_Exercise:_ Within the listing below, how many lines hold the string "venue"? Only the number should be given.

_Supplied material:_

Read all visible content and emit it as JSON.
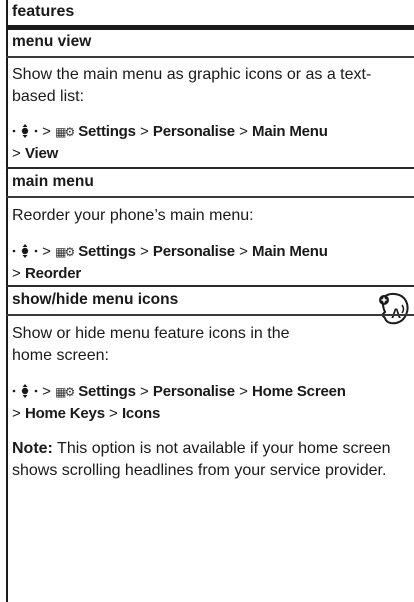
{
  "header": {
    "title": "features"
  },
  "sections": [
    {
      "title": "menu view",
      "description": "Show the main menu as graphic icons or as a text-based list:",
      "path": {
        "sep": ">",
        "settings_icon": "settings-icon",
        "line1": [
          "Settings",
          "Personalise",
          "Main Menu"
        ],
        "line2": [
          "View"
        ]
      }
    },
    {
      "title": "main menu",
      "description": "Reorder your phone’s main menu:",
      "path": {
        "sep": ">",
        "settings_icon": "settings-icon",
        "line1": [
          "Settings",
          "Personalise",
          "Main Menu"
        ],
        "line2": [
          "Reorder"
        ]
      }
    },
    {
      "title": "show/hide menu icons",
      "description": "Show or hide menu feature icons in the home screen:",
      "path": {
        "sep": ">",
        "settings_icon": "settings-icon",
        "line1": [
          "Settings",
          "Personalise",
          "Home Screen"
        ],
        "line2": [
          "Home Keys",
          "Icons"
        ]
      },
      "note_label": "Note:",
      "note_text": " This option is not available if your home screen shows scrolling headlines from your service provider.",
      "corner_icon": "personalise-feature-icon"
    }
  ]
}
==
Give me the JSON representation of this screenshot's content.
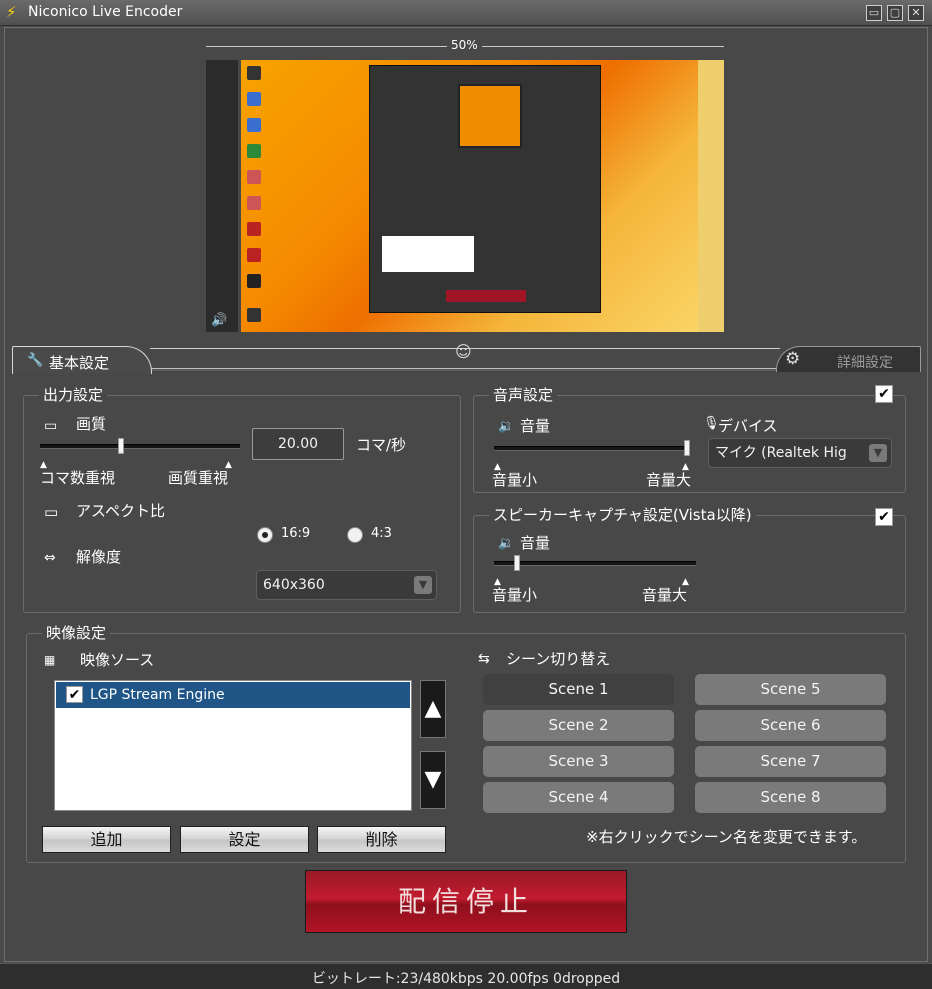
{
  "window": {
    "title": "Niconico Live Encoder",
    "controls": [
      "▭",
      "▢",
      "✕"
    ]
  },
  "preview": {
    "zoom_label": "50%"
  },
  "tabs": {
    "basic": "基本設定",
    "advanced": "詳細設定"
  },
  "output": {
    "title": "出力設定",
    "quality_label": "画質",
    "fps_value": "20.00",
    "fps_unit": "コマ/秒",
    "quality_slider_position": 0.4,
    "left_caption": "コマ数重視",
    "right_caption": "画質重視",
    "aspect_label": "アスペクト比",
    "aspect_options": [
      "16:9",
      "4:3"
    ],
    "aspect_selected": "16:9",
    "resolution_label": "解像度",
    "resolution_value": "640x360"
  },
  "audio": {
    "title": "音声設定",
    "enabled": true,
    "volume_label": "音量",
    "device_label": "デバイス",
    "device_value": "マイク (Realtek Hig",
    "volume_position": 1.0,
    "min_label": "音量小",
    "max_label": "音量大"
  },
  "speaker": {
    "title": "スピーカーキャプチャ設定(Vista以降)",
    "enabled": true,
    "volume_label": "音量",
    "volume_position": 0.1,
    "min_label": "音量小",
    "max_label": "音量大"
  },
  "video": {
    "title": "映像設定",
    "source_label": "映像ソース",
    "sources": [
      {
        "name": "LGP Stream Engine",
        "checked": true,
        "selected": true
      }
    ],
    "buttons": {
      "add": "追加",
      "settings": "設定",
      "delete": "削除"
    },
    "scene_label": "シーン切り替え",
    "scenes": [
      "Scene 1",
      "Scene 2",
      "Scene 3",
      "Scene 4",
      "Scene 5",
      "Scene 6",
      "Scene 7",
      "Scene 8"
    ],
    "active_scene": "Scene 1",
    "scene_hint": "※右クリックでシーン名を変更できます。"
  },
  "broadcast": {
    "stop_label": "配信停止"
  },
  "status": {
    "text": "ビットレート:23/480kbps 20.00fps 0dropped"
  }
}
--
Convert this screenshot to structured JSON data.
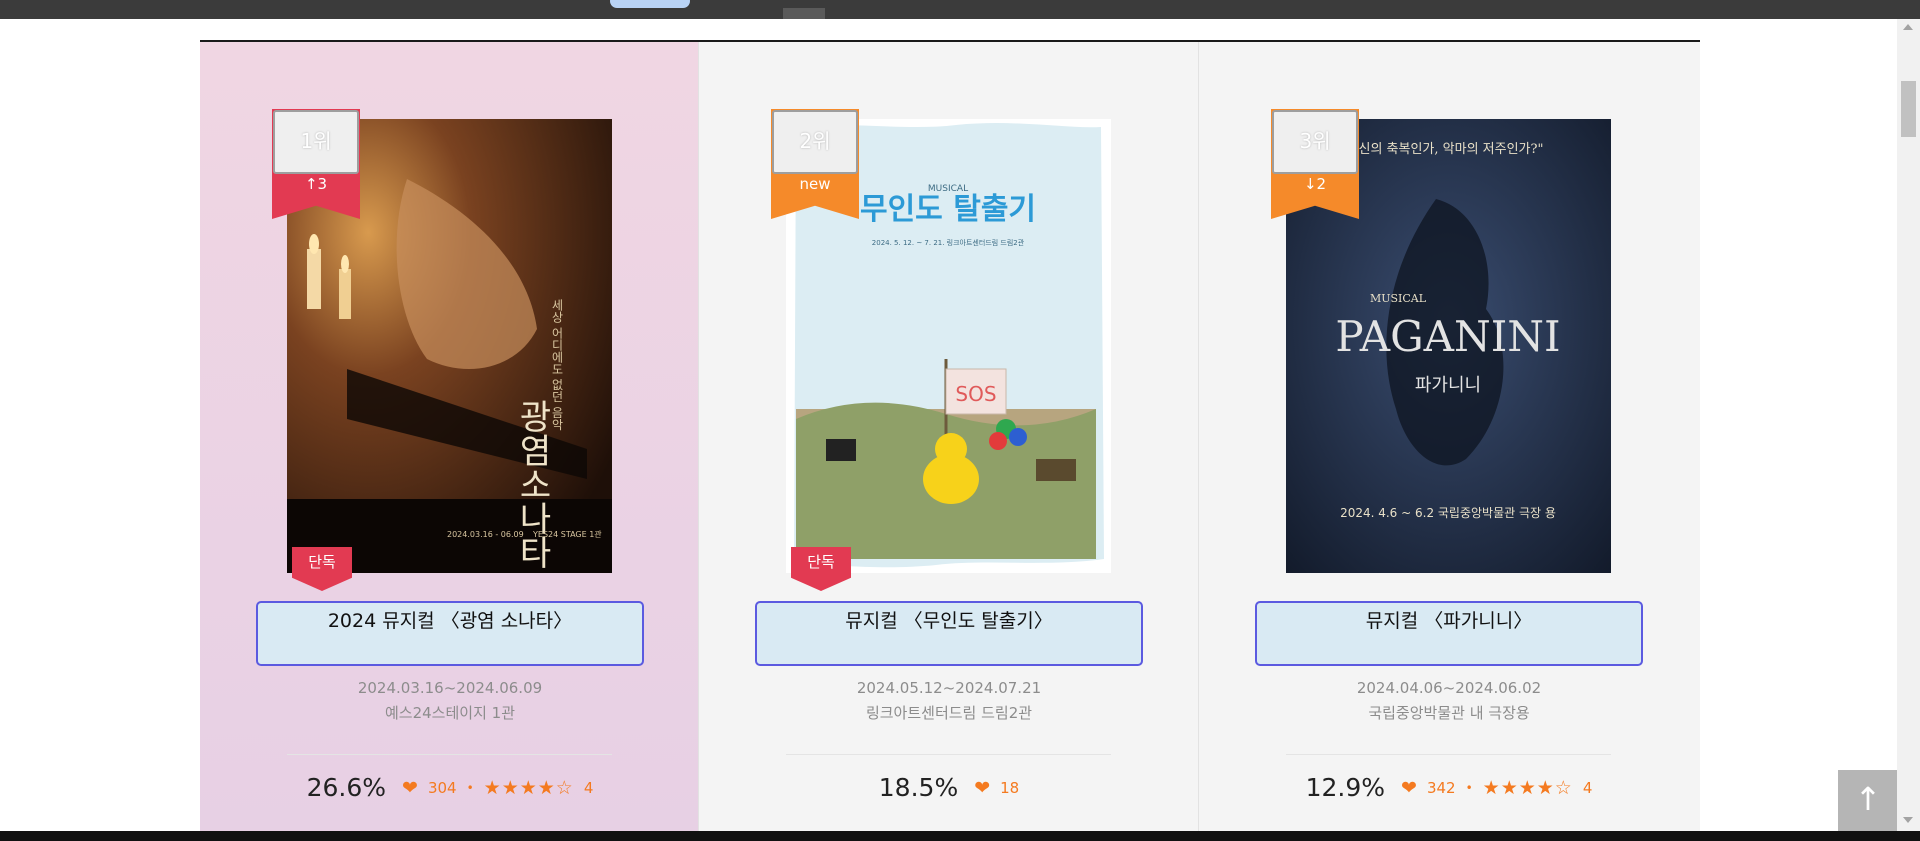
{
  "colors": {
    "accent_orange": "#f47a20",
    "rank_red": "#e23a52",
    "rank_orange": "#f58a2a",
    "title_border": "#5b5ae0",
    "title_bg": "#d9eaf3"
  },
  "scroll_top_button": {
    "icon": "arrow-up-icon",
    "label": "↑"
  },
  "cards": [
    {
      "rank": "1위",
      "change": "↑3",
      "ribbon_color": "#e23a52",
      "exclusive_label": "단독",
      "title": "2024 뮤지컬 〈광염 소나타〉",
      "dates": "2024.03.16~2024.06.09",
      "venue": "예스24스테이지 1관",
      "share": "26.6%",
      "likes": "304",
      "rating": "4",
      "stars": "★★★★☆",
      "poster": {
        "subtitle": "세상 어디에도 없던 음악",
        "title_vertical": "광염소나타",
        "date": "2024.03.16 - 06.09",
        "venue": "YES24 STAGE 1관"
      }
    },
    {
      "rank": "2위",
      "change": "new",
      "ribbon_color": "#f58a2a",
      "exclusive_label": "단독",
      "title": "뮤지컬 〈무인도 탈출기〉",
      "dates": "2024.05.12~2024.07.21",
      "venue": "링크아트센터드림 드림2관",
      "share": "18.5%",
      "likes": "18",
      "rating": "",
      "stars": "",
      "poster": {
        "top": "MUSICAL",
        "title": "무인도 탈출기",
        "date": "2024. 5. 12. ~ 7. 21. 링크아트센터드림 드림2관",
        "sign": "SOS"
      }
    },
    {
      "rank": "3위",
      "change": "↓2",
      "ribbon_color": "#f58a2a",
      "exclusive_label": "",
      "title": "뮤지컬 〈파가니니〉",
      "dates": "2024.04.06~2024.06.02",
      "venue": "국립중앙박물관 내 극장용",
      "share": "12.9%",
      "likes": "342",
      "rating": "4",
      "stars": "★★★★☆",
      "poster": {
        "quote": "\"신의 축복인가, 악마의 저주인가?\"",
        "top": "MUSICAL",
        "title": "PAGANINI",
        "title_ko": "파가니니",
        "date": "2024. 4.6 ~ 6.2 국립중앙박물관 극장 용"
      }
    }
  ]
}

_Output below:_ 4